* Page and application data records
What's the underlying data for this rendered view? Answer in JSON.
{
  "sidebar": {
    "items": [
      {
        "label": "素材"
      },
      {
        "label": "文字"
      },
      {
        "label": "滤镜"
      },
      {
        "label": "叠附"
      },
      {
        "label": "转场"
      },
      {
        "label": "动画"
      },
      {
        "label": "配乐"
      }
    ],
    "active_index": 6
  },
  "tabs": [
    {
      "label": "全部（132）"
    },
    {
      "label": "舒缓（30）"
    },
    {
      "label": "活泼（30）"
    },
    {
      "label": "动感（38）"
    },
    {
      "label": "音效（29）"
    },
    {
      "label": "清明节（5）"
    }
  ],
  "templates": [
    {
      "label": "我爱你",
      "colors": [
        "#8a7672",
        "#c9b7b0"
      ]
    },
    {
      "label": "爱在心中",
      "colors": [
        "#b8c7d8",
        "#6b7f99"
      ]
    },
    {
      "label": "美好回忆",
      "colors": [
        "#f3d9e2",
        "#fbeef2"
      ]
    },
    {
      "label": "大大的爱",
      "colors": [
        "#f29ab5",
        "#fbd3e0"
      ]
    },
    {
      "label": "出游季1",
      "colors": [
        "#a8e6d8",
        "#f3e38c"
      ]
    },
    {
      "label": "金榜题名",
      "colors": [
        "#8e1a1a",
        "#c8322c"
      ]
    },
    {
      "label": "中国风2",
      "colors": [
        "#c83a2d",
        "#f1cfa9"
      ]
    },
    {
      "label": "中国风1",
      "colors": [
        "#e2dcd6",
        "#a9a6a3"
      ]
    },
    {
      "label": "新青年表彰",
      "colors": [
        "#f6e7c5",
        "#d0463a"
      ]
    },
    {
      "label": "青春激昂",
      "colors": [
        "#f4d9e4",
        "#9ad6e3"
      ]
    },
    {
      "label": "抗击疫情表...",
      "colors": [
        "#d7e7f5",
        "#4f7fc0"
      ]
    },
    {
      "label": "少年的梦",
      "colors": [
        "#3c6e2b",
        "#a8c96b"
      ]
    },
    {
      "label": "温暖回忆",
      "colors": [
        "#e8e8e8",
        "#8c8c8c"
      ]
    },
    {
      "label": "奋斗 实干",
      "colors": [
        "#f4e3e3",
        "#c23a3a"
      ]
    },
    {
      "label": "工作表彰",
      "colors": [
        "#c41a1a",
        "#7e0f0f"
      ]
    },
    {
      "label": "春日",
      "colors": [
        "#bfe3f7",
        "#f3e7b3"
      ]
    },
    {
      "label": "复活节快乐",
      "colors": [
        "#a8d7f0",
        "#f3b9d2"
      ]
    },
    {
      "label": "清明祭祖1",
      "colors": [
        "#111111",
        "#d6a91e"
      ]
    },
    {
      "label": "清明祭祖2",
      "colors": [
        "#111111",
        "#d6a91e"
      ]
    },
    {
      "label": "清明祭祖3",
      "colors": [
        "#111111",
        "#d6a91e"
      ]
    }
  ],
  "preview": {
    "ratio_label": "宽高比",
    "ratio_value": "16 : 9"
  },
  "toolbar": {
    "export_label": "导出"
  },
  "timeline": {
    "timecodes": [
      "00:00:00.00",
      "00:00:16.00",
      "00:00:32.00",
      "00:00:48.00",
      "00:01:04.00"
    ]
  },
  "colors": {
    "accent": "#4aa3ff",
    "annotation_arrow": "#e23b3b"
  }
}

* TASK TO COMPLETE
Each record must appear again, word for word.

* OUTPUT OF THE EXERCISE
What's the underlying data for this rendered view? Answer in JSON.
{
  "sidebar": {
    "items": [
      {
        "label": "素材"
      },
      {
        "label": "文字"
      },
      {
        "label": "滤镜"
      },
      {
        "label": "叠附"
      },
      {
        "label": "转场"
      },
      {
        "label": "动画"
      },
      {
        "label": "配乐"
      }
    ],
    "active_index": 6
  },
  "tabs": [
    {
      "label": "全部（132）"
    },
    {
      "label": "舒缓（30）"
    },
    {
      "label": "活泼（30）"
    },
    {
      "label": "动感（38）"
    },
    {
      "label": "音效（29）"
    },
    {
      "label": "清明节（5）"
    }
  ],
  "templates": [
    {
      "label": "我爱你",
      "colors": [
        "#8a7672",
        "#c9b7b0"
      ]
    },
    {
      "label": "爱在心中",
      "colors": [
        "#b8c7d8",
        "#6b7f99"
      ]
    },
    {
      "label": "美好回忆",
      "colors": [
        "#f3d9e2",
        "#fbeef2"
      ]
    },
    {
      "label": "大大的爱",
      "colors": [
        "#f29ab5",
        "#fbd3e0"
      ]
    },
    {
      "label": "出游季1",
      "colors": [
        "#a8e6d8",
        "#f3e38c"
      ]
    },
    {
      "label": "金榜题名",
      "colors": [
        "#8e1a1a",
        "#c8322c"
      ]
    },
    {
      "label": "中国风2",
      "colors": [
        "#c83a2d",
        "#f1cfa9"
      ]
    },
    {
      "label": "中国风1",
      "colors": [
        "#e2dcd6",
        "#a9a6a3"
      ]
    },
    {
      "label": "新青年表彰",
      "colors": [
        "#f6e7c5",
        "#d0463a"
      ]
    },
    {
      "label": "青春激昂",
      "colors": [
        "#f4d9e4",
        "#9ad6e3"
      ]
    },
    {
      "label": "抗击疫情表...",
      "colors": [
        "#d7e7f5",
        "#4f7fc0"
      ]
    },
    {
      "label": "少年的梦",
      "colors": [
        "#3c6e2b",
        "#a8c96b"
      ]
    },
    {
      "label": "温暖回忆",
      "colors": [
        "#e8e8e8",
        "#8c8c8c"
      ]
    },
    {
      "label": "奋斗 实干",
      "colors": [
        "#f4e3e3",
        "#c23a3a"
      ]
    },
    {
      "label": "工作表彰",
      "colors": [
        "#c41a1a",
        "#7e0f0f"
      ]
    },
    {
      "label": "春日",
      "colors": [
        "#bfe3f7",
        "#f3e7b3"
      ]
    },
    {
      "label": "复活节快乐",
      "colors": [
        "#a8d7f0",
        "#f3b9d2"
      ]
    },
    {
      "label": "清明祭祖1",
      "colors": [
        "#111111",
        "#d6a91e"
      ]
    },
    {
      "label": "清明祭祖2",
      "colors": [
        "#111111",
        "#d6a91e"
      ]
    },
    {
      "label": "清明祭祖3",
      "colors": [
        "#111111",
        "#d6a91e"
      ]
    }
  ],
  "preview": {
    "ratio_label": "宽高比",
    "ratio_value": "16 : 9"
  },
  "toolbar": {
    "export_label": "导出"
  },
  "timeline": {
    "timecodes": [
      "00:00:00.00",
      "00:00:16.00",
      "00:00:32.00",
      "00:00:48.00",
      "00:01:04.00"
    ]
  },
  "colors": {
    "accent": "#4aa3ff",
    "annotation_arrow": "#e23b3b"
  }
}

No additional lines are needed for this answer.